Administrators at Binghamton University set an ambitious program to revamp their on-campus student housing after a study showed that the existing facilities required upgrades that would cost more than 80% of the cost of new structures. Rebuilding also fit strategy for expanding enrollment and realigning facilities to group academic spaces better. Their plan involved eight buildings encompassing 1.130 million square feet, which had to be built on a fast-track schedule. To help achieve this, designers specified load-bearing precast concrete wall panels, many embedded with thin brick.

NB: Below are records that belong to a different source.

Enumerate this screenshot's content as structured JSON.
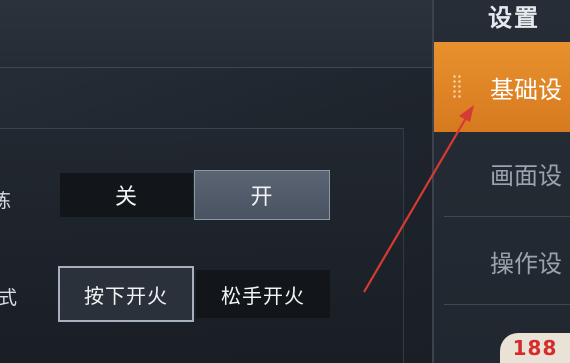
{
  "sidebar": {
    "title": "设置",
    "items": [
      {
        "label": "基础设",
        "active": true
      },
      {
        "label": "画面设",
        "active": false
      },
      {
        "label": "操作设",
        "active": false
      }
    ]
  },
  "rows": [
    {
      "label_fragment": "炼",
      "options": [
        {
          "label": "关",
          "selected": false
        },
        {
          "label": "开",
          "selected": true
        }
      ]
    },
    {
      "label_fragment": "式",
      "options": [
        {
          "label": "按下开火",
          "selected": true
        },
        {
          "label": "松手开火",
          "selected": false
        }
      ]
    }
  ],
  "watermark": {
    "text": "188"
  },
  "colors": {
    "accent_orange": "#e8912e",
    "annotation_red": "#d63a34",
    "panel_dark": "#12161b"
  }
}
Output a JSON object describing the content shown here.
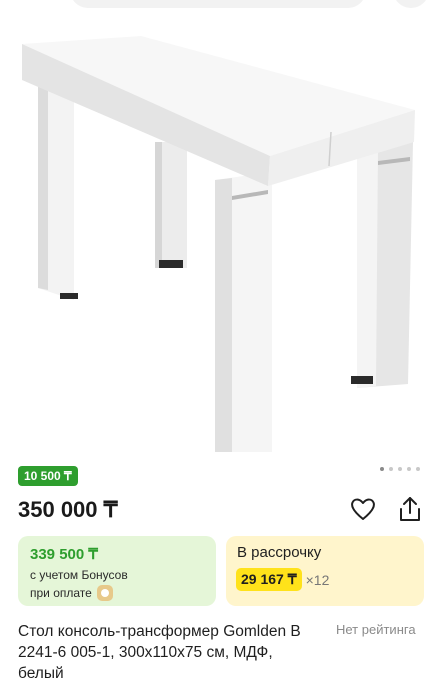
{
  "product": {
    "bonus_badge": "10 500 ₸",
    "price": "350 000 ₸",
    "title": "Стол консоль-трансформер Gomlden B 2241-6 005-1, 300x110x75 см, МДФ, белый",
    "rating_text": "Нет рейтинга",
    "image_icon": "white-console-table-photo",
    "gallery": {
      "total_dots": 5,
      "active_index": 0
    }
  },
  "bonus_card": {
    "price": "339 500 ₸",
    "line1": "с учетом Бонусов",
    "line2": "при оплате",
    "icon": "bonus-coin-icon"
  },
  "installment_card": {
    "title": "В рассрочку",
    "amount": "29 167 ₸",
    "multiplier": "×12"
  },
  "actions": {
    "favorite_icon": "heart-icon",
    "share_icon": "share-icon"
  },
  "colors": {
    "bonus_green": "#2e9e2e",
    "bonus_card_bg": "#e5f6d8",
    "install_card_bg": "#fff5cc",
    "install_highlight": "#ffe21a"
  }
}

“In deciding how to construct this amount of square feet, we had three goals: construct it quick, maximize efficiency, and create a character that was appropriate for the campus,” says Christopher Miller, project manager at architectural firm Stantec. The final portion of that plan, occupied in August 2013, features four buildings totaling 587,683 square feet. Called the Dickinson Community, it runs along the campus’ loop road and serves as the divider between academic from residential space. Architectural Precast Innovations supplied the precast concrete components for this final four-building project.
The panels significantly reduced enclosure time compared to conventionally laid brick, says Miller, estimating the savings at about five months per building. “This is what made building four halls at a time even possible.”
Cross-bracing was reduced by designing the panels to handle sheer forces parallel to the building’s face. “Coupled with using precast concrete floor planks between braced bays, the structure was extremely efficient because it eliminated the need for spandrel steel beams that would have been required to support exterior brick or poured-in-place concrete floors.”
The panels and flooring also provide flexibility in relaying out interiors if desired in the future, he notes. “The floors are general wide open with minimal structure impacting any future layout.”
The combination of exposed precast concrete in an acid-washed buff texture and thin bricks replicates the look of stone-and-brick structures on campus. Four colors of brick were used throughout the eight-building campus. Two main field colors consisted of red and a lighter, yellowish hue, which helped break up the mass of the red brick and reduced the buildings’ height by being used for the top floor. Two accent colors were used for banding to add horizontal lines. Standard brick sizes were used to emulate conventionally laid brick, with L-shaped bricks at corners and windows openings.
The biggest design challenge came in areas where the façade was projected outward to create small cantilevered areas. As a result, rather than being able to extend the load-bearing panels to grade, they had to be supported by a wing of the precast concrete planks. The structural designer worked closely with the precaster to ensure the design could be created without steel supports, which would have added cost, material, and obstructions in rooms.
All phases of the project had limited sites due to campus activity. Panels were staged at a yard about one mile from the project, where they were quality-reviewed and sequenced to match the erector’s construction plan. Two trucks then delivered them to the site individually so one panel was arriving as the other was returning to load another panel.
“This allowed the erection process to progress quickly and to keep the project on schedule.” The residential program met its timetable, with the first building completed in August 2009, the next three finished in August 2011, and the final four completed in August 2013.